Janis and her uncle Gil the shrimp basket (all baskets are hand breaded and come with French fries at hand coleslaw with plenty of tartar sauce and lemon. The shrimp baskets are $12.50 ) the meal is served in a wicker basket. It consisted of about 15 pieces of breaded fried shrimp, a generous serving of French fries, coleslaw, a lemon wedge and a portion of cocktail sauce. Both Janis and Gil enjoy their meal very much. They finished their order and said it was very good.

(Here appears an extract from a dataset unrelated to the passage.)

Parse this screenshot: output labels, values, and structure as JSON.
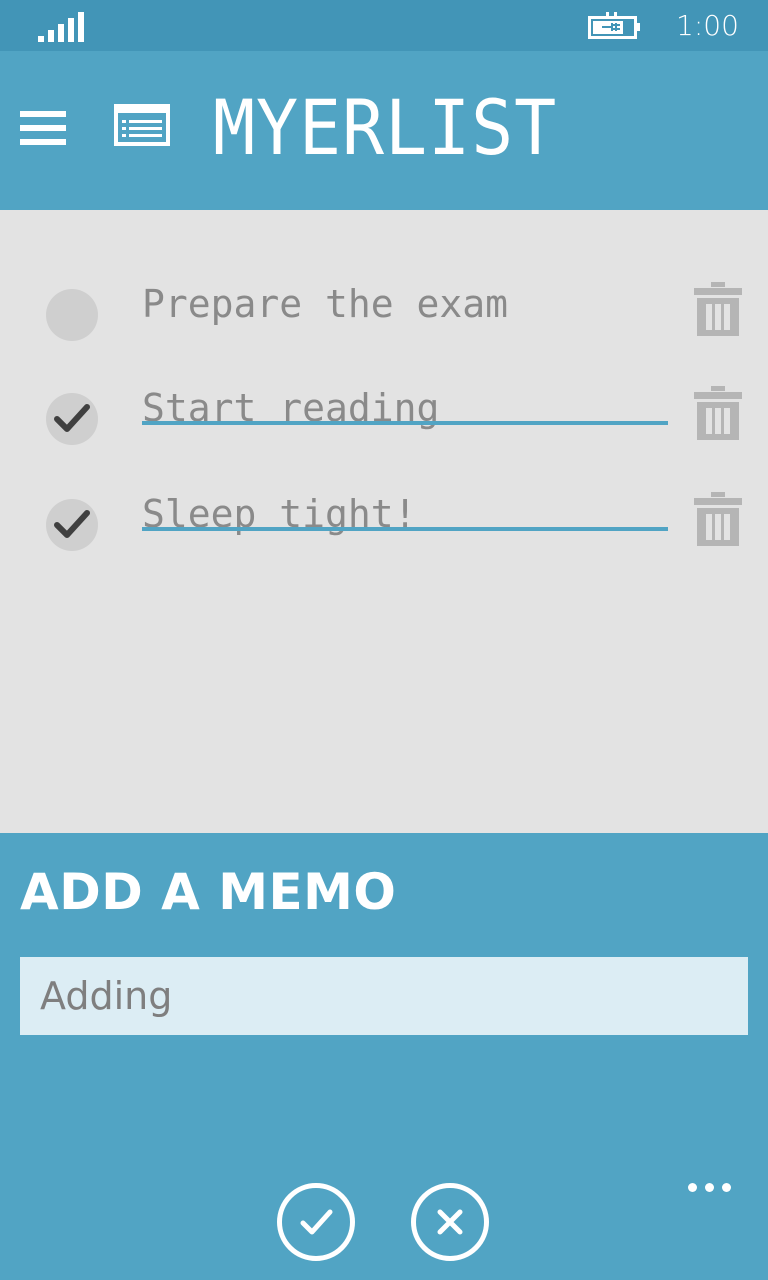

I ordered the Scallops Basket (all baskets are hand breaded and come with French fries and coleslaw with plenty of tartar sauce and lemon. The scallops basket costs $12.95) the order comes with about 30 small breaded and fried scallops, a generous serving of French fries, a side of coleslaw a slice of lemon and a portion of cocktail sauce. The coleslaw were crispy fresh cabbage with a tangy sweet dressing not to wet not to dry. It made a nice accompaniment for the scallops. The French fries were cooked a nice golden brown, were piping hot and delicious. The scallops were nicely cooked a nice golden brown. They were not overcooked and still had good texture the betting was light so you could taste scallops and not just fried dough. I was very satisfied with meal. It was served hot and was of ample proportion to satisfy my appetite. I definitely would consider ordering this dish again should I have the pleasure of dining at the pub in the future.
Overall, the restaurant was neat and clean, the service was courteous and quick, and it was a pleasure to be able to look out over the Intracoastal Waterway while we waited for our order to be served. Had I been dining alone, I would have found the food delicious and worthy of another visit. The fact that we were dining with family made it an even more special event and added to the enjoyment of the day.
Labels: coleslaw, fish, Florida, French fries, indian shores, oysters, pasta salad, poor boy, scallops, shrimp, The Pub